The GA elected the Rev. Denise Anderson as a co-moderator at its 222nd General Assembly, who wrote this in her blog on June 12 concerning the Orlando massacre by an Islamic terrorist (emphasis added):
This particular gunman took out fifty people in one night. How many LGBT sisters and brothers have we — the Church — gradually and systemically killed over a longer period of time? He and we have been in the same business. We’re simply not as efficient as he was.
And lest there be any doubt whom is included in this appalling diatribe (emphasis again added).
Sadly, many in our own ranks aren’t too idealistically different from this gunman. And, though he may have been a “lone wolf,” this kind of hate does not develop in a vacuum. It is nurtured. It is facilitated. It is given permission to thrive and grow. It is provided with a safe space. Church, for whom/what will we provide sanctuary? I believe God is calling us to make that decision today.
Much more could be said about the theology / ideology / mindset that is here on display. For now, it is sufficient to convey that this person who accuses Christians of being “inefficient” mass murderers was overwhelmingly elected by our GA into the highest position in the PCUSA.
The other co-moderator is the Chicago Presbytery’s own Rev. Jan Edmonton, who’s Presbytery concurred with the Overture “On the Admission of, and Apology for, Harms Done to the LGBTQ/Q Members of the PC(USA), Family and Friends—From the Presbytery of New York City”.
This Overture demanded an apology by PCUSA Christians who object to same-gender marriage and/or gay ordination just a few years after the GA had promised respect for opposing views. It was too extreme for even for the GA’s Advisory Committee on Social Witness Policy (ACSWP), who proposed a softened version (although other GA committees strongly supported the Presbytery of New York City Overture, emphasis added).
At the same time, despite rapid recent gains in social acceptance for marriage equality in U.S. society at large, the Presbyterian Church (U.S.A.) has pledged to remain a place where conscientious individual views on both ordination and marriage will continue to be respected. In the larger world, we are well aware that Christians hold a range of views about sexuality, celibacy, reproductive rights, freedom of religious expression, and human rights generally.
But lest you place your hope for honorable treatment in the ACSWP, note hat they are simply asking for a “decent interval” between the making and breaking of the PCUSA’s promise. Note that “11-05” refers to the original Overture (emphasis added).
The proponents of Item 11-05 are deeply right to lift up the forty-year journey taken by our church on matters of sexual orientation. While the Advisory Committee on Social Witness Policy believes it is not time for an apology such as the one proposed…
In fact, the ACSWP doesn’t even fundamentally disagree with the Rev. Denise Anderson’s views.
We are part of a society in which discrimination and even violence toward LGBTQ persons still occur and with which our faith community is sometimes complicit.
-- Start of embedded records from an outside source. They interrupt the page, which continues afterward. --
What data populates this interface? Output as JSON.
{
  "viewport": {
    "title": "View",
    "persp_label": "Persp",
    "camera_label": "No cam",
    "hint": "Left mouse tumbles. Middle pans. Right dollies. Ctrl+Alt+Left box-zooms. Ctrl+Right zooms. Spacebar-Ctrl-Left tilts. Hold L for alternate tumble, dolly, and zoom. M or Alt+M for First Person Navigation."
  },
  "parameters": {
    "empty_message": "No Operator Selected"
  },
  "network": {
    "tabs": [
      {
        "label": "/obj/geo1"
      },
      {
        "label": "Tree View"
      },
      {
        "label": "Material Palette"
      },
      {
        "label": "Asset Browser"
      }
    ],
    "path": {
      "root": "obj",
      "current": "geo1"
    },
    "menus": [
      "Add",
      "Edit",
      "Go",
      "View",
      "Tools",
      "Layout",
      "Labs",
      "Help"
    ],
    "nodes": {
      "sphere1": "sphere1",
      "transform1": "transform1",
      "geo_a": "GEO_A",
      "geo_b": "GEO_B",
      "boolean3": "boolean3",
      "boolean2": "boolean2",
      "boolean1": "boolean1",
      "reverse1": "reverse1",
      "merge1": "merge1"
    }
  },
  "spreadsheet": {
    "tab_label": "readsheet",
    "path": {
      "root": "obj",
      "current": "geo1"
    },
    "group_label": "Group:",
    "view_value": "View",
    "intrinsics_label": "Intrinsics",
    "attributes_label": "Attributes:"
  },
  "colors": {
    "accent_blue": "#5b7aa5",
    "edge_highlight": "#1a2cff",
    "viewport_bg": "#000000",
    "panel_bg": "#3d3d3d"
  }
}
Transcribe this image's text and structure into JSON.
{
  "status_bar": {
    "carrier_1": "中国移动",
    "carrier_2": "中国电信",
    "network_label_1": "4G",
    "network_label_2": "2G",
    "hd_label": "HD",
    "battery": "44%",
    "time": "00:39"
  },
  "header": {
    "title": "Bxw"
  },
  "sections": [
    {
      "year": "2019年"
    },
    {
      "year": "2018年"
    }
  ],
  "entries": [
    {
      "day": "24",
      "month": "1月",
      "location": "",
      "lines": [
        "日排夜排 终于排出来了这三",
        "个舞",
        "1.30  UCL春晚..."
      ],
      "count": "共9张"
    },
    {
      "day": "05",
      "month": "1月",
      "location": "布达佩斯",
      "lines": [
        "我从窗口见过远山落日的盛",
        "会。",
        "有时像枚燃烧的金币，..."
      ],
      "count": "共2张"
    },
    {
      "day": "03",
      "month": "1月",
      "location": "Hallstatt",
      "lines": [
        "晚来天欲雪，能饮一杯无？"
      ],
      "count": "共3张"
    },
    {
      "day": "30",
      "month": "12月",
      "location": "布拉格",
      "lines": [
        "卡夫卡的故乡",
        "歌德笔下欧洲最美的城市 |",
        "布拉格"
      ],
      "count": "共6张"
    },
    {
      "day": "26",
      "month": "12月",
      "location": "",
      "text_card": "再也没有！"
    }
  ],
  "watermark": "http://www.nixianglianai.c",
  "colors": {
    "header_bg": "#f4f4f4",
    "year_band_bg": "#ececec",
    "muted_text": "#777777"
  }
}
We have been pretending for far too long that our local church’s Christian witness can be conducted independently from the PCUSA at the Presbytery, Synod and GA levels. The election of these individuals as co-moderators makes it absolutely clear what direction the denominational elites plan to take us. That is, the strategic and daily decisions that set the direction for our denomination will be made by two individuals who have openly stated their disgust for and contempt of non-progressive (or even not sufficiently progressive) Christians.
Will a person who claims no difference between Christians who oppose same-gender marriage and Islamic mass murderers work to heal the wounds of a divided denomination? Will a person who has attempted to force remaining Bible trusting PCUSA members into apologizing for their position respect their consciences? The questions answer themselves.
I’m sorry to say that there’s more to report, but I’ll give you time to deal with this installment.